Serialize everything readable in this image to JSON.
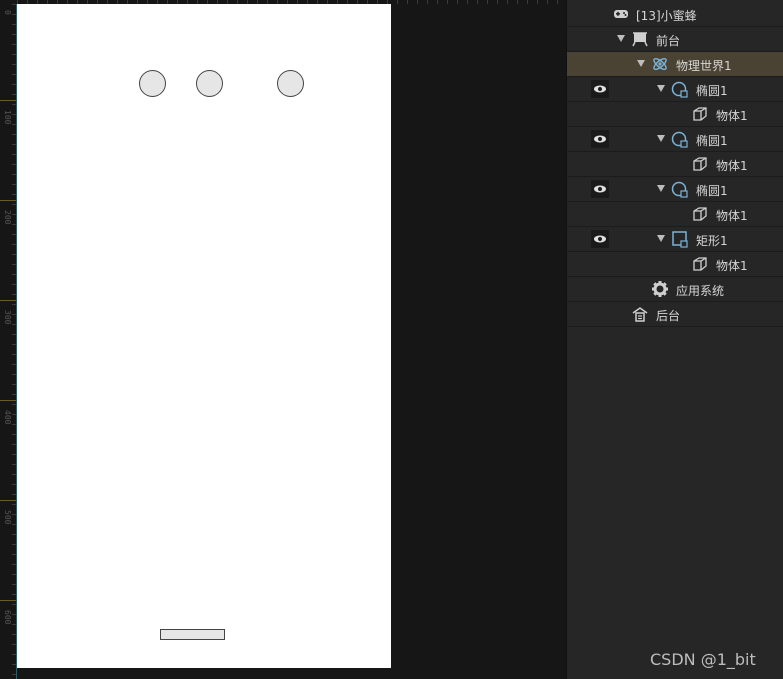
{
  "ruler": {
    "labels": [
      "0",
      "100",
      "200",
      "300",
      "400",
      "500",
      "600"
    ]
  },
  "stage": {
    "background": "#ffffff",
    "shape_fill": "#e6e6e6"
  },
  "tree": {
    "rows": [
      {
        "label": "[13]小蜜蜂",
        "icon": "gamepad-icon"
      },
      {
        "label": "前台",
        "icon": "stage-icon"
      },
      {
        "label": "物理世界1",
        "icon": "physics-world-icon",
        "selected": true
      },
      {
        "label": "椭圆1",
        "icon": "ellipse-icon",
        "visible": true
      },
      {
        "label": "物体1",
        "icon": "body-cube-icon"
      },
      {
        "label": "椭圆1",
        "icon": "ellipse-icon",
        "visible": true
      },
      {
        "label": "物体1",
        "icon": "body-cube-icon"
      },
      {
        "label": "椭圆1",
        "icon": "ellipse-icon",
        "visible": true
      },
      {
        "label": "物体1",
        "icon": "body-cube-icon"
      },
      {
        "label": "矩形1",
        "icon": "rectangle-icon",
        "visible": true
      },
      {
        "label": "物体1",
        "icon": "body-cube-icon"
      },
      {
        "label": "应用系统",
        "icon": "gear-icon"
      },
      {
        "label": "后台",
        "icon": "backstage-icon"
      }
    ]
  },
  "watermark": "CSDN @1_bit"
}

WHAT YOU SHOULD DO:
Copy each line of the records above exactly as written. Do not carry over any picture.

RESPONSE AREA:
Serialize everything readable in this image to JSON.
{
  "ruler": {
    "labels": [
      "0",
      "100",
      "200",
      "300",
      "400",
      "500",
      "600"
    ]
  },
  "stage": {
    "background": "#ffffff",
    "shape_fill": "#e6e6e6"
  },
  "tree": {
    "rows": [
      {
        "label": "[13]小蜜蜂",
        "icon": "gamepad-icon"
      },
      {
        "label": "前台",
        "icon": "stage-icon"
      },
      {
        "label": "物理世界1",
        "icon": "physics-world-icon",
        "selected": true
      },
      {
        "label": "椭圆1",
        "icon": "ellipse-icon",
        "visible": true
      },
      {
        "label": "物体1",
        "icon": "body-cube-icon"
      },
      {
        "label": "椭圆1",
        "icon": "ellipse-icon",
        "visible": true
      },
      {
        "label": "物体1",
        "icon": "body-cube-icon"
      },
      {
        "label": "椭圆1",
        "icon": "ellipse-icon",
        "visible": true
      },
      {
        "label": "物体1",
        "icon": "body-cube-icon"
      },
      {
        "label": "矩形1",
        "icon": "rectangle-icon",
        "visible": true
      },
      {
        "label": "物体1",
        "icon": "body-cube-icon"
      },
      {
        "label": "应用系统",
        "icon": "gear-icon"
      },
      {
        "label": "后台",
        "icon": "backstage-icon"
      }
    ]
  },
  "watermark": "CSDN @1_bit"
}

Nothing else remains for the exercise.